    final double $idx$0(int i) {
        switch (i) {
        case 0:
            return 0.06;
        case 1:
            return 0.04;
        case 2:
            return 0.01;
        case 3:
            return 0.0;
            throw new FormulaException
                      ("#VALUE/REF! because index is out of range in INDEX");
    final double get$1() {
        return RuntimeDouble_v2.numberToNum($inputs.getArticlePrice());
    final double get$2() {
        return (double) $inputs.getItemCount();
    final String get$3() {
        return Runtime_v2.stringFromString($inputs.getCustomerCategory());

Second, it’s corresponding factory:

package org.formulacompiler.gen;
import org.formulacompiler.runtime.Computation;
import org.formulacompiler.runtime.ComputationFactory;
import org.formulacompiler.runtime.internal.Environment;
import org.formulacompiler.tutorials.QuickStart;

public final class $Factory
    implements ComputationFactory, QuickStart.PriceFinderFactory
    private final Environment $environment;
    public $Factory(Environment environment) {
        $environment = environment;
    public final Computation newComputation(Object object) {
        return new $Root((QuickStart.LineItem) object, $environment);
    public final QuickStart.PriceFinder newInstance
        (QuickStart.LineItem lineitem) {
        return new $Root(lineitem, $environment);
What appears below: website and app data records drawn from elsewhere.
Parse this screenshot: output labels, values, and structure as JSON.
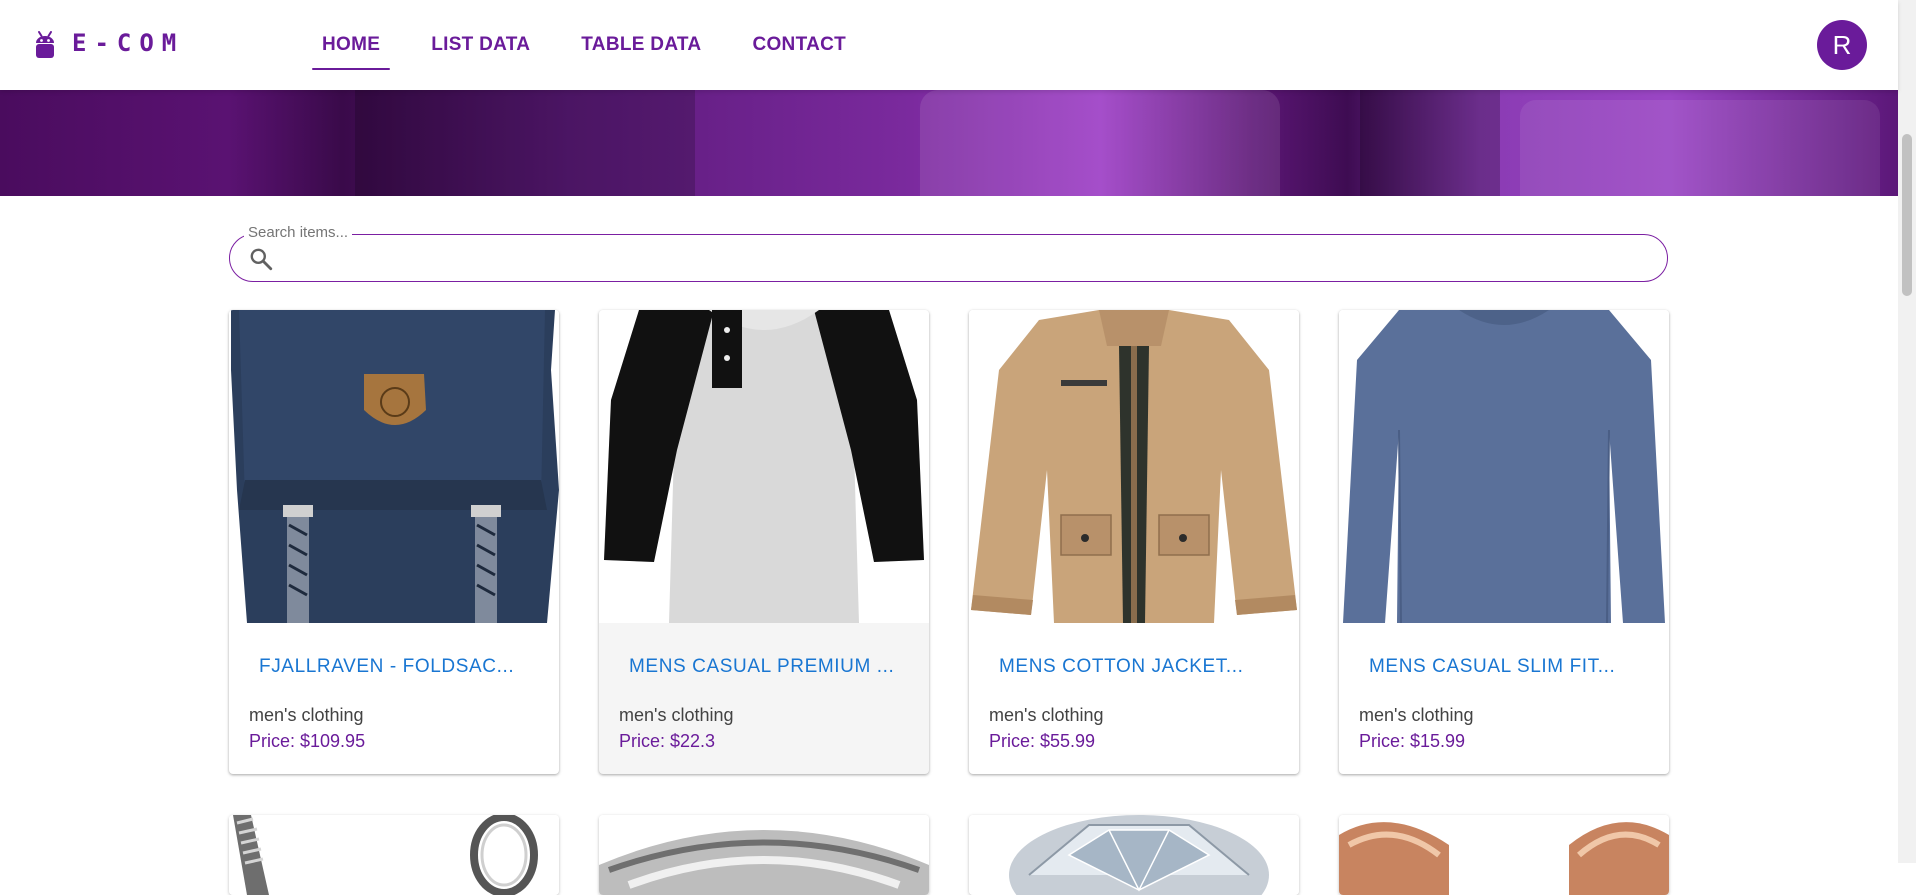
{
  "header": {
    "brand": "E-COM",
    "nav": [
      {
        "label": "HOME",
        "active": true
      },
      {
        "label": "LIST DATA",
        "active": false
      },
      {
        "label": "TABLE DATA",
        "active": false
      },
      {
        "label": "CONTACT",
        "active": false
      }
    ],
    "avatar_initial": "R"
  },
  "search": {
    "label": "Search items...",
    "value": ""
  },
  "products": [
    {
      "title": "FJALLRAVEN - FOLDSAC...",
      "category": "men's clothing",
      "price": "Price: $109.95"
    },
    {
      "title": "MENS CASUAL PREMIUM ...",
      "category": "men's clothing",
      "price": "Price: $22.3"
    },
    {
      "title": "MENS COTTON JACKET...",
      "category": "men's clothing",
      "price": "Price: $55.99"
    },
    {
      "title": "MENS CASUAL SLIM FIT...",
      "category": "men's clothing",
      "price": "Price: $15.99"
    }
  ],
  "colors": {
    "primary": "#6a1b9a",
    "link": "#1976d2"
  }
}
The Runtime

Computations compiled by AFC are plain compiled Java classes. They rely only on a single small runtime library, formulacompiler-runtime.jar. So it’s good practice to simply save them to a .jar file and reuse them from there across application starts (or to even split the compiling application from the using application). However, they do require a special classloader. AFC therefore provides special methods to save and load engines properly.

First, let’s save our engine:

private void save( SaveableEngine engine ) throws Exception
  engine.saveTo( new FileOutputStream( "temp/test/CustomPriceFormula.jar" ) );

Loading it back is just as easy:

private Engine load() throws Exception
  return FormulaRuntime.loadEngine( new FileInputStream( "temp/test/CustomPriceFormula.jar" ) );

Again, add the following to the main method to make it runnable: engine );

QuickStart app2 = new QuickStart();
Engine engine2 = app2.load();
PriceFinderFactory factory2 = app2.factoryFor( engine2 );
BigDecimal price2 = app2.compute( factory2 );
System.out.println( "The result is " + price2 );

Alright. Run it.


As promised, you just…

  • created a spreadsheet defining a customized line item price computation,
  • made AFC compile it to Java classes,
  • used those classes in your application,
  • looked at the generated code in Java source form, and
  • saved and reloaded the classes from a .jar file.

Hopefully, you also played around with the spreadsheet, compiling different formulas. You really should.

Not bad. Now learn more about the goals, the design, the API, and the supported functions of AFC.